# Check of Laplace transform

This afternoon I solved a ODE with a Laplace transform. Now I want to check if the solution whether it is correct, but I cannot get to the solution. The ODE is: $$\ddot{x} +4x = f(t), x(t=0)=3, \dot{x}(t=0)=-1$$ As a solution I found:$${x(t) =3\cos(2t)-\frac 12\sin(2t)+ \frac 12\int_0^t f(\tau) \, \sin(2(t-\tau))d\tau}$$

The problem is: How do I check the last part (under the integral?

• In general for a linear second order equation, the factor under the integral multiplying $f(\tau)$ will be $G(t-\tau)$ where $G$ solves the homogeneous equation with the boundary conditions $G(0)=0,G'(0)=1$. Thus you have the particular solution correct.
– Ian
Commented Mar 6, 2018 at 20:08

First, given $\ddot{x}+4x=f$ with $\dot{x}(0)=-1$ and $x(0)=3$, we find that

$$\mathscr{L}\{\ddot{x}\}=s^2\mathscr{L}\{x\}-3s+1 \tag1$$

Hence, we have

$$\mathscr{L}\{x\}=\underbrace{\frac{3s}{(s^2+4)}}_{\text{Laplace Transform of}\,\,3\cos(2t)}-\underbrace{\frac{1}{(s^2+4)}}_{\text{Laplace Transform of}\,\,\frac12\sin(2t)} +\underbrace{\frac{\mathscr{L}\{f\}}{(s^2+4)}}_{\text{Laplace Transform of}\,\,f(t)*\frac12\sin(2t)}$$

Inverting, we have

\begin{align} x(t)&=3\cos(2t)-\frac12 \sin(2t) +\left(f(t)*\frac12\sin(2t)\right)\\\\ &=3\cos(2t)-\frac12 \sin(2t) +\frac12 \int_{-\infty}^\infty f(\tau)u(\tau)\sin(2(t-\tau))u(t-\tau)\,d\tau\\\\ &=3\cos(2t)-\frac12 \sin(2t) +\frac12 \int_{0}^t f(\tau)\sin(2(t-\tau))\,d\tau\tag2 \end{align}

as was to be shown!

We now verify that $(2)$ is the solution to the ODE of interest.

Differentiating $(2)$ using Leibniz's Rule, we find that

\begin{align} \dot{x}(t)&=-2(3\sin(2t))+2\left(-\frac12 \cos(2t)\right)+\frac12 f(t)\sin(2(t-t))+\frac12 \int_0^t f(\tau) 2\cos(2(t-\tau))\,d\tau\\\\ &=-2(3\sin(2t))+2\left(-\frac12 \cos(2t)\right)+ \int_0^t f(\tau) \cos(2(t-\tau))\,d\tau \tag3 \end{align}

Differentiating $(3)$ again using Leibniz's Rule, we find that

\begin{align} \ddot{x}(t)&=-4(3\cos(2t))-4\left(-\frac12 \sin(2t)\right)+f(t)\cos(2(t-t))-4\,\frac12 \int_0^t f(\tau)\sin(2(t-\tau))\,d\tau\\\\ &=-4x(t)+f(t) \end{align}

And we are done!

• I still struggle with this Leibniz rule.

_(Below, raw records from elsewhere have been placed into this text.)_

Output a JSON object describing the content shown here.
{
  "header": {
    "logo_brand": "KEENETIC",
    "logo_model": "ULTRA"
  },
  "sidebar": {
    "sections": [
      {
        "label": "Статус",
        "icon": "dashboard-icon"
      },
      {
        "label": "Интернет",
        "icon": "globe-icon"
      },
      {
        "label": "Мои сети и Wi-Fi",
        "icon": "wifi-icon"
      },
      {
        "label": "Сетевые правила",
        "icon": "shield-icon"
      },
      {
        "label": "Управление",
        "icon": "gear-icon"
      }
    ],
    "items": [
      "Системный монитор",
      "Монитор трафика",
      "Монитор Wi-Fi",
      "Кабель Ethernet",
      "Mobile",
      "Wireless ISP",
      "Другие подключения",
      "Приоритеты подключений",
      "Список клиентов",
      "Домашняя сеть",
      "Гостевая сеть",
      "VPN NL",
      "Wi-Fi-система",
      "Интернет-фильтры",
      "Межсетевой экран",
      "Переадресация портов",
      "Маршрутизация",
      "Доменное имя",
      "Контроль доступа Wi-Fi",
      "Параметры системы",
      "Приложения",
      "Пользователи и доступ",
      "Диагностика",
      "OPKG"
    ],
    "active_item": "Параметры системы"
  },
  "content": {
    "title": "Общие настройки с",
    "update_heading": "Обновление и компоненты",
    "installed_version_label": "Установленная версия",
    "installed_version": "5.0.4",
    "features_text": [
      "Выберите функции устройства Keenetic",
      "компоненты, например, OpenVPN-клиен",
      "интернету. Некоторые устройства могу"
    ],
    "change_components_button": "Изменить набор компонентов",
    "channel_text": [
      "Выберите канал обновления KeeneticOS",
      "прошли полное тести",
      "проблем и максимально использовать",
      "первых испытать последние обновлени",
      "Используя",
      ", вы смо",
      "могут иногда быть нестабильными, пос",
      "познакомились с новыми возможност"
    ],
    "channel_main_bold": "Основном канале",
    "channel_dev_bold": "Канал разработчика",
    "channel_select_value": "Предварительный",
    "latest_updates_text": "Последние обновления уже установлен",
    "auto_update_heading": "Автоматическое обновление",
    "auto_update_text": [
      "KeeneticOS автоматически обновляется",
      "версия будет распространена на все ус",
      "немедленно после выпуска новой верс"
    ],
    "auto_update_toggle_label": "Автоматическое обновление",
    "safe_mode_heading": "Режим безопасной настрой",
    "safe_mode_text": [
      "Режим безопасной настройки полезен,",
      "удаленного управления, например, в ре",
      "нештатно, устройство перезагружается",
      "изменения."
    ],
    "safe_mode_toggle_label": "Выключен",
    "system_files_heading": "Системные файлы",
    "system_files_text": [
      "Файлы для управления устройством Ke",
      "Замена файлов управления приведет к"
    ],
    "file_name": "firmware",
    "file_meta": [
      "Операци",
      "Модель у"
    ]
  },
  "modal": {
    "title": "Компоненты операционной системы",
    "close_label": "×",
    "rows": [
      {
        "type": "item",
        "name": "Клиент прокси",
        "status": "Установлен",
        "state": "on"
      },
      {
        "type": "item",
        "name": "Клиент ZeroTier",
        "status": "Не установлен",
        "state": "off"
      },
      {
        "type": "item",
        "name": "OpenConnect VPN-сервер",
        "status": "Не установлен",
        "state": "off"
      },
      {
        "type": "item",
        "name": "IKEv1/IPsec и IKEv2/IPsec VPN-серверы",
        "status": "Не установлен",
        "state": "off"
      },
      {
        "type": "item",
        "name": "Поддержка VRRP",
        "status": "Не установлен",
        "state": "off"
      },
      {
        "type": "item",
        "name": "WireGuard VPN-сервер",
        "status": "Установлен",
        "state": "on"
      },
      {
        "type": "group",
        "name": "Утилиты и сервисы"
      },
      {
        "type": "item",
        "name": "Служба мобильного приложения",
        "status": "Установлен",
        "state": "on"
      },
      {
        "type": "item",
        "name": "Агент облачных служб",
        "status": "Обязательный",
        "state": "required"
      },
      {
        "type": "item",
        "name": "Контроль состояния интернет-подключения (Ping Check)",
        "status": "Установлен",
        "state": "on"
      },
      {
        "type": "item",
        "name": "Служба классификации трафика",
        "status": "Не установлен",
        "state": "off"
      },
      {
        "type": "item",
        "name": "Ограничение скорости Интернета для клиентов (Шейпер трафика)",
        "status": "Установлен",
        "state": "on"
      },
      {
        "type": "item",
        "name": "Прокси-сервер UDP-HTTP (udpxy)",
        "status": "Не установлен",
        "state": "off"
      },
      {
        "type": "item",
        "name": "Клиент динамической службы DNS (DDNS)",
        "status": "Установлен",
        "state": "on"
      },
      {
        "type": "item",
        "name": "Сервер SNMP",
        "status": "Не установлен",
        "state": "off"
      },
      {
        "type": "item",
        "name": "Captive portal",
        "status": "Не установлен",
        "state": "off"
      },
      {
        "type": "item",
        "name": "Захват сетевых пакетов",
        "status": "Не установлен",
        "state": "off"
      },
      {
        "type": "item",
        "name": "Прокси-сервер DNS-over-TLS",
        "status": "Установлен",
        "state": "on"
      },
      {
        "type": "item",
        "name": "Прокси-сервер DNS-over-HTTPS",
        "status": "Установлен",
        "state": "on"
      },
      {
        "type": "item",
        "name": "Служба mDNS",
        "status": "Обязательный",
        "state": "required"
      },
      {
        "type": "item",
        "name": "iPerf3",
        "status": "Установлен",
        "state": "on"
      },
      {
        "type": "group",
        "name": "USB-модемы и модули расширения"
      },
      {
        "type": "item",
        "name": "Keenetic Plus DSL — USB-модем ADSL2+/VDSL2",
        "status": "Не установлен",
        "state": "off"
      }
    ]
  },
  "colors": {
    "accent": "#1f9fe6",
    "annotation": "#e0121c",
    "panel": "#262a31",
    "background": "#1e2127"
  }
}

To Be honest I don’t know What The idea is behind this rule. Are there Some easy examples? Commented Mar 7, 2018 at 8:32
• Have you read the article in the link I provided? Commented Mar 7, 2018 at 13:50
• @MarkViola: Yes I read the article, but I can't see what I am really doing. I try to understand the steps. But I have to find some real simple examples. The examples in the article are still complicated. Commented Mar 7, 2018 at 18:51
• You know the Fundamental Theorem of Calculus. So if the integrand was independent of $t$, then do you see that $\frac{d}{dt} \int_0^t f(\tau)\sin(x-\tau)\,d\tau=f(t)\sin(x-t)$? And if the upper limit of integration was independent of $t$, then do you see that $\frac{d}{dt} \int_0^x f(\tau)\sin(t-\tau)\,d\tau=\int_0^x f(\tau)\cos(t-\tau)\,d\tau$? Commented Mar 7, 2018 at 19:34
• HINT: Take the LT of the convolution integral. Commented Mar 7, 2018 at 21:33